In the ’90s, Kashif branched out, founding his own production company and applying his technical skills to producing documentaries and commercials. He self-published Everything You’d Better Know About The Record Industry, a book that counseled aspiring musicians on the harsh realities of the music business. In 2006, he created and founded Team iCare Foundation and produced the very first Walk/Run for Foster Care at the Rose Bowl Stadium in Pasadena, California.

It’s hard to imagine evolutionary funk genres such as New Jack Swing happening without Kashif’s influence.

Impressive accomplishments, for sure. But for many of us, Kashif looms largest in our memories as the ’80s hit-maker who bridged the gap between warm humanism and potentially frigid musical technology. He gave good sound.


I’m In Love


Evelyn “Champagne” King (1981): The first time many radio listeners heard a Kashif production. Those hand claps. That unmistakable synth bass. Those exuberant vocals.
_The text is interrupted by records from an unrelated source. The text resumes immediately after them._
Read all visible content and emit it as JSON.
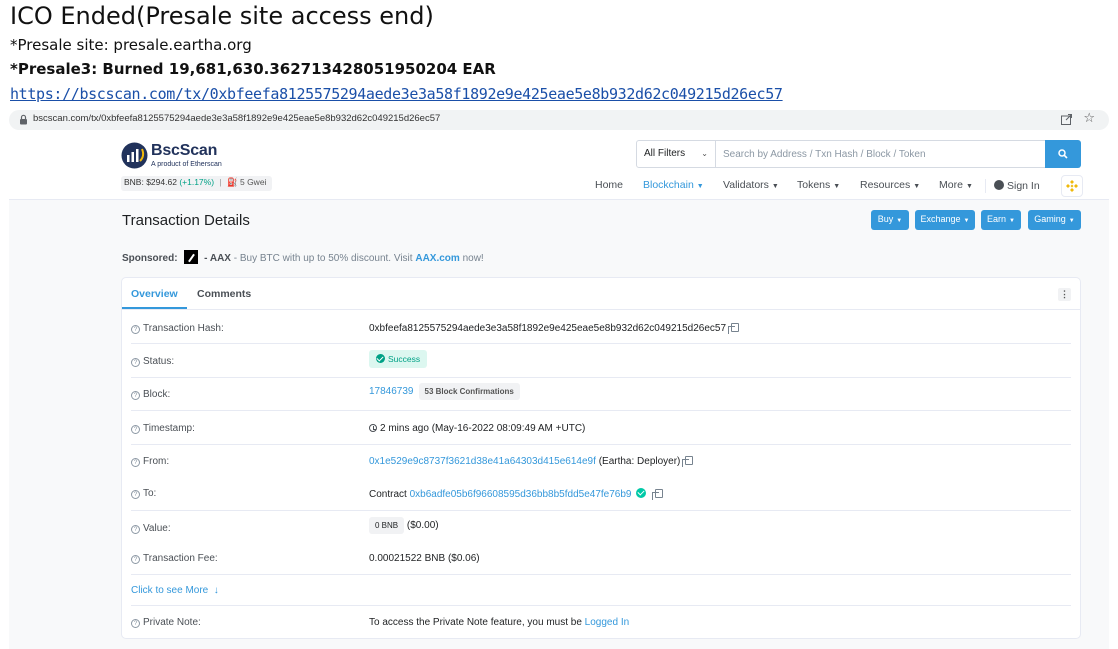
{
  "post": {
    "heading": "ICO Ended(Presale site access end)",
    "presale_note": "*Presale site: presale.eartha.org",
    "burn_line": "*Presale3: Burned 19,681,630.362713428051950204 EAR",
    "tx_link": "https://bscscan.com/tx/0xbfeefa8125575294aede3e3a58f1892e9e425eae5e8b932d62c049215d26ec57"
  },
  "browser": {
    "address": "bscscan.com/tx/0xbfeefa8125575294aede3e3a58f1892e9e425eae5e8b932d62c049215d26ec57",
    "star": "☆"
  },
  "site": {
    "logo_name": "BscScan",
    "logo_sub": "A product of Etherscan",
    "bnb_price": "BNB: $294.62",
    "bnb_change": "(+1.17%)",
    "separator": "|",
    "gas": "5 Gwei",
    "filter_label": "All Filters",
    "search_placeholder": "Search by Address / Txn Hash / Block / Token",
    "nav": {
      "home": "Home",
      "blockchain": "Blockchain",
      "validators": "Validators",
      "tokens": "Tokens",
      "resources": "Resources",
      "more": "More",
      "signin": "Sign In"
    },
    "page_title": "Transaction Details",
    "buttons": {
      "buy": "Buy",
      "exchange": "Exchange",
      "earn": "Earn",
      "gaming": "Gaming"
    },
    "sponsor": {
      "label": "Sponsored:",
      "name": "- AAX",
      "text": "- Buy BTC with up to 50% discount. Visit",
      "link": "AAX.com",
      "tail": "now!"
    },
    "tabs": {
      "overview": "Overview",
      "comments": "Comments"
    },
    "details": {
      "hash_label": "Transaction Hash:",
      "hash_value": "0xbfeefa8125575294aede3e3a58f1892e9e425eae5e8b932d62c049215d26ec57",
      "status_label": "Status:",
      "status_value": "Success",
      "block_label": "Block:",
      "block_value": "17846739",
      "block_conf": "53 Block Confirmations",
      "time_label": "Timestamp:",
      "time_value": "2 mins ago (May-16-2022 08:09:49 AM +UTC)",
      "from_label": "From:",
      "from_value": "0x1e529e9c8737f3621d38e41a64303d415e614e9f",
      "from_tag": "(Eartha: Deployer)",
      "to_label": "To:",
      "to_prefix": "Contract",
      "to_value": "0xb6adfe05b6f96608595d36bb8b5fdd5e47fe76b9",
      "value_label": "Value:",
      "value_amount": "0 BNB",
      "value_usd": "($0.00)",
      "fee_label": "Transaction Fee:",
      "fee_value": "0.00021522 BNB ($0.06)",
      "see_more": "Click to see More",
      "note_label": "Private Note:",
      "note_text": "To access the Private Note feature, you must be",
      "note_link": "Logged In"
    }
  },
  "colors": {
    "accent": "#3498db",
    "success": "#00a186",
    "navy": "#21325b",
    "bnb": "#f0b90b"
  },
  "icons": [
    "lock-icon",
    "share-icon",
    "star-icon",
    "bscscan-logo-icon",
    "search-icon",
    "user-icon",
    "bnb-logo-icon",
    "question-icon",
    "copy-icon",
    "check-icon",
    "clock-icon",
    "arrow-down-icon",
    "kebab-icon"
  ]
}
The opening volley of what would be an explosively creative period for Michael “Kashif” Jones.

Betcha She Don’t Love You

Evelyn “Champagne” King (1981): Another track that evinces the rapport between Kashif and King. The beat lurches and lunges like Godzilla laying waste to Harlem, while Evelyn’s kittenish vocal lends an almost incongruous vulnerability.

So Fine

Howard Johnson (1982): The sampled intro harmonies provide the breezy recurring refrain to this dance floor smash. The mid-song (3:23) chant flirts with rap, while the choogling guitar gives this track a Chic-like lift.

Inside Love (So Personal)

George Benson (1983): Where Kashif melds his synth-intensive sound with George Benson’s supple voice and Wes Montgomery-style guitar flourishes. Released the same year that Kashif issued his solo debut album.

Thinking About You

Whitney Houston (1985): On this deep cut from Houston’s now-classic debut album, Kashif deviates from his smooth funk sound, rocking your body with a dance track that juxtaposes Houston’s gospel-inflected vocals against thundering computerized drums that flirt with tribalism.

Bruce Britt is an award-winning writer and essayist. He lives in Los Angeles with his three dogs and his Fender Stratocaster guitars.